Once you and your spouse are married, the government sees your marriage as the combination of two individuals into one entity. This change in status allows taxpayers to file as “married filing jointly,” a change in tax status that provides advantages. Most notably, lower tax brackets result in lower taxes. While in some instances “married filing separately” may make sense, it is generally more beneficial to file jointly. Use the worksheet that accompanies the form W-4 to determine if you need to adjust the tax withholding from your paycheck.
Consolidate Subscription Services
It’s likely that each of you subscribes to at least a few streaming services or access to online content. Compare the services each of you subscribes to and see if there are any duplicates. Shop around for a family cell phone plan that fits your needs. It may be time to separate from your parents’ family plan, and starting a new one with your spouse will likely be cheaper than maintaining separate plans.
If you have been making Roth IRA contributions annually, you will want to determine whether you still qualify. If your combined modified adjusted gross income (AGI) is more than $214,000 in 2022, then you are no longer able to make contributions. If you continue making contributions erroneously, you will pay a 6% penalty on the excess amount for each year you do not correct the issue. You may be able to contribute through a backdoor Roth IRA so speak with your financial professional.
Joint Finances and Goal Planning
Determine your joint financial goals and create a combined financial plan. It is important to periodically complete an overall consolidated investment review to make sure your investment allocation aligns with your short-term and long-term goals. If you have upcoming large purchases such as a home or need to pay off debt, make sure you are both aligned on the budget and cash flow plan to achieve this. If children are in your future, make sure you consider the implications of increased expenses for childcare versus a reduction of income for one person to become the primary caregiver.

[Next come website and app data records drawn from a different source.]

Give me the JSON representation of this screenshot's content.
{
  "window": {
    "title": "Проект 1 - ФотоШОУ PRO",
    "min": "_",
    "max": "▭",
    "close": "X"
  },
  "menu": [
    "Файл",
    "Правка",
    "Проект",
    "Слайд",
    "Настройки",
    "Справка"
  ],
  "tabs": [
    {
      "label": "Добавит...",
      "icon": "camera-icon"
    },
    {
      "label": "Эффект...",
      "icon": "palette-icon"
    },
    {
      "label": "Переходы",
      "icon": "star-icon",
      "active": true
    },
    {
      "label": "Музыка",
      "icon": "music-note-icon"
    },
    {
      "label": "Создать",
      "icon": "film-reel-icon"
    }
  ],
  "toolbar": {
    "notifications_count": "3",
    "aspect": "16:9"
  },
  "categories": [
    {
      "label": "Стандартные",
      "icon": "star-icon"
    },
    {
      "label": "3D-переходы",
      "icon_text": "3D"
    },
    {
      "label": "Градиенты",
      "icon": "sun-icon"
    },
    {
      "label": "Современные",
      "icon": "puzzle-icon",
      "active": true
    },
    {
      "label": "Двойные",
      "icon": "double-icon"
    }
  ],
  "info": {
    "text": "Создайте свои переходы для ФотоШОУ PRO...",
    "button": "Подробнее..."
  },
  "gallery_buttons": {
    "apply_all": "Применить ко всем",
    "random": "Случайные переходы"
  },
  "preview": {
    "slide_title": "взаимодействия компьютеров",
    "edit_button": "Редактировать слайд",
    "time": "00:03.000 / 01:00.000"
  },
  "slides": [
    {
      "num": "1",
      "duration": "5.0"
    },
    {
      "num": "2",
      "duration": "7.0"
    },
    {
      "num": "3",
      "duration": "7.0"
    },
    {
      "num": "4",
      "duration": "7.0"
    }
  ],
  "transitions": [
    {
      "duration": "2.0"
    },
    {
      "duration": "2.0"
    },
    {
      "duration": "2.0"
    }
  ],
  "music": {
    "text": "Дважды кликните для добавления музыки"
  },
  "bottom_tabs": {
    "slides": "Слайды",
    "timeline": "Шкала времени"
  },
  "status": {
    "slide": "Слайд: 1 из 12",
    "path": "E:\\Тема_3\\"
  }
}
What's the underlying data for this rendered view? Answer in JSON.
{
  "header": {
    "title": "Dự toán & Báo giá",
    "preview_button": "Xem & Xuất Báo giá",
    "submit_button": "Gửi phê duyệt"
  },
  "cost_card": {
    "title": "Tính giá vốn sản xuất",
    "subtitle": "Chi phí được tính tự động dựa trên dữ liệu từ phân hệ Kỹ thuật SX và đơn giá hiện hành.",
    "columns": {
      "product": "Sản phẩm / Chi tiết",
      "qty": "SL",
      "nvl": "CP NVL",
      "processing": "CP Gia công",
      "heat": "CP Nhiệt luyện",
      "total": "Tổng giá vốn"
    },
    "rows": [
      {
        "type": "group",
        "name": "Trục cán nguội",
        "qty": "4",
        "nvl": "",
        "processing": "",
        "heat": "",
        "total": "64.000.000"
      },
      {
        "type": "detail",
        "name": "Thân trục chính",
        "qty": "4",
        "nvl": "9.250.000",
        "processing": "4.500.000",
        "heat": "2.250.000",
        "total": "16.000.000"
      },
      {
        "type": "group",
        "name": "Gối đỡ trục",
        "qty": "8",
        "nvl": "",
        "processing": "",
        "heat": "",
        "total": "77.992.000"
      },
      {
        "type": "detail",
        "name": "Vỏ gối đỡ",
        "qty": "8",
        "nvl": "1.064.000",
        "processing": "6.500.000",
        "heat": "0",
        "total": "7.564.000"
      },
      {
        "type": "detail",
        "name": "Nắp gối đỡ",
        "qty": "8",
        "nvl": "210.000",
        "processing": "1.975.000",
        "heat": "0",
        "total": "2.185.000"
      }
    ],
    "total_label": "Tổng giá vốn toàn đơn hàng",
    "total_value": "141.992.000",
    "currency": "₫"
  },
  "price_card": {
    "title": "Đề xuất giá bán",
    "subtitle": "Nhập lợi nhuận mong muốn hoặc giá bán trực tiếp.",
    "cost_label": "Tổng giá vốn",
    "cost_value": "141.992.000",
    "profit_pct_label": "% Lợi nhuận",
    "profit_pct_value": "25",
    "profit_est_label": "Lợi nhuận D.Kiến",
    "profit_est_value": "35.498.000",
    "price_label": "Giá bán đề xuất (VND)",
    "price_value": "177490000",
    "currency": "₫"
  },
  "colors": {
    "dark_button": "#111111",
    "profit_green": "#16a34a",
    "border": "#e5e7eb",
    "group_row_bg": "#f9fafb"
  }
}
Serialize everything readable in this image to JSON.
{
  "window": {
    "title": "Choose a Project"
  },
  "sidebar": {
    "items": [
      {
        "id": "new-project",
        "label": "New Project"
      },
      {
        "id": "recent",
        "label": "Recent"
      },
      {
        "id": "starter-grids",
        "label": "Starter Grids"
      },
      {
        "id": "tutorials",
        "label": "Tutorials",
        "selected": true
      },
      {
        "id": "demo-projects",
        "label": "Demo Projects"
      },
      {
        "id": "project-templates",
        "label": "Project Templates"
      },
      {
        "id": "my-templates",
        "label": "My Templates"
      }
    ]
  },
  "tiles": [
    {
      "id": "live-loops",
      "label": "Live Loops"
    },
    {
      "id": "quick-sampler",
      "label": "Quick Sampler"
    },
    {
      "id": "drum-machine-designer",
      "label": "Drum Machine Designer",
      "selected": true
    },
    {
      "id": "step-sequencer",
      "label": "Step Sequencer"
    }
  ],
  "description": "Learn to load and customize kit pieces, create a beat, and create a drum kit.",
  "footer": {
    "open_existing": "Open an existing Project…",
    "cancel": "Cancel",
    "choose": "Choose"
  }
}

Discuss the best way to set up your bank accounts. Some couples maintain separate accounts, some combine everything, and others have a mixture of the two. There is no one-size-fits-all approach, but having an open discussion about it can prevent unwanted surprises such as missed auto-draft payments.
Also, determine whether it’s better to add your spouse to your credit card accounts or keep separate cards. If you have a much higher credit score than your spouse, having combined credit accounts can drag down your score.
Getting married is a joyful occasion, and while tackling the above topics may seem onerous, it is important to methodically work through the list. Engaging a financial advisor can help you prioritize the to-dos and prevent mistakes that may cost you in the long run.
This communication is for informational purposes only and should not be used for any other purpose, as it does not constitute a recommendation or solicitation of the purchase or sale of any security or of any investment services. Some information referenced in this memo is generated by independent, third parties that are believed but not guaranteed to be reliable. Opinions expressed herein are subject to change without notice. These materials are not intended to be tax or legal advice, and readers are encouraged to consult with their own legal, tax, and investment advisors before implementing any financial strategy.